Futurist and scifi novelist David Brin suggested this one. It’s kind of a mash-up between Steve Mann’s sousveillance and Jamais Cascio’s Participatory Panopticon, and a furtherance of his own Transparent Society concept. Brin describes it as: “reciprocal vision and supervision, combining surveillance with aggressively effective sousveillance
Folks are rightfully worried about surveillance powers that expand every day. Cameras grow quicker, better, smaller, more numerous and mobile at a rate much faster than Moore’s Law (i.e. Brin’s corollary). Liberals foresee Big Brother arising from an oligarchy and faceless corporations, while conservatives fret that Orwellian masters will take over from academia and faceless bureaucrats. Which fear has some validity? All of the above. While millions take Orwell’s warning seriously, the normal reflex is to whine: “Stoplooking at us!” It cannot work. But what if, instead of whining, we all looked back? Countering surveillance with aggressively effective sousveillance — or scrutiny from below? Say by having citizen-access cameras in the camera control rooms, letting us watch the watchers?

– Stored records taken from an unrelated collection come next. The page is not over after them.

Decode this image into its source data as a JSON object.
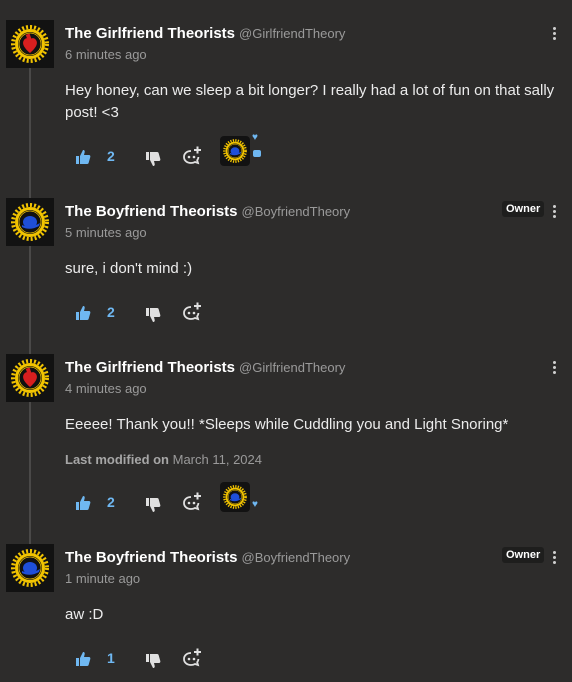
{
  "colors": {
    "background": "#2d2c2b",
    "accent": "#6fb8f2",
    "text": "#e8e8e8",
    "muted": "#9a9a9a"
  },
  "comments": [
    {
      "author": "The Girlfriend Theorists",
      "handle": "@GirlfriendTheory",
      "time": "6 minutes ago",
      "text": "Hey honey, can we sleep a bit longer? I really had a lot of fun on that sally post! <3",
      "likes": "2",
      "owner": false,
      "avatar": "red-heart-avatar"
    },
    {
      "author": "The Boyfriend Theorists",
      "handle": "@BoyfriendTheory",
      "time": "5 minutes ago",
      "text": "sure, i don't mind :)",
      "likes": "2",
      "owner": true,
      "badge": "Owner",
      "avatar": "blue-hat-avatar"
    },
    {
      "author": "The Girlfriend Theorists",
      "handle": "@GirlfriendTheory",
      "time": "4 minutes ago",
      "text": "Eeeee! Thank you!! *Sleeps while Cuddling you and Light Snoring*",
      "modified_label": "Last modified on",
      "modified_date": "March 11, 2024",
      "likes": "2",
      "owner": false,
      "avatar": "red-heart-avatar"
    },
    {
      "author": "The Boyfriend Theorists",
      "handle": "@BoyfriendTheory",
      "time": "1 minute ago",
      "text": "aw :D",
      "likes": "1",
      "owner": true,
      "badge": "Owner",
      "avatar": "blue-hat-avatar"
    }
  ],
  "icons": {
    "like": "thumbs-up-icon",
    "dislike": "thumbs-down-icon",
    "reply": "reply-icon",
    "more": "more-vertical-icon",
    "heart": "heart-icon"
  }
}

A method for the resistance function:
Sous-veillance (Monitor from Below)
Sousveillance focuses on enhancing the ability of people to access and collect data about their surveillance and to neutralize surveillance. As a form of personal space protection, it resonates with Gary Marx’s (2003) proposal to resist surveillance through non-compliance and interference ‘moves’ that block, distort,mask, refuse, and counter-surveil the collection of information.
Sous-veillance and reflectionism seek to increase the equality between surveiller and the person being surveilled (surveillee), including enabling the surveillee to surveil the surveiller.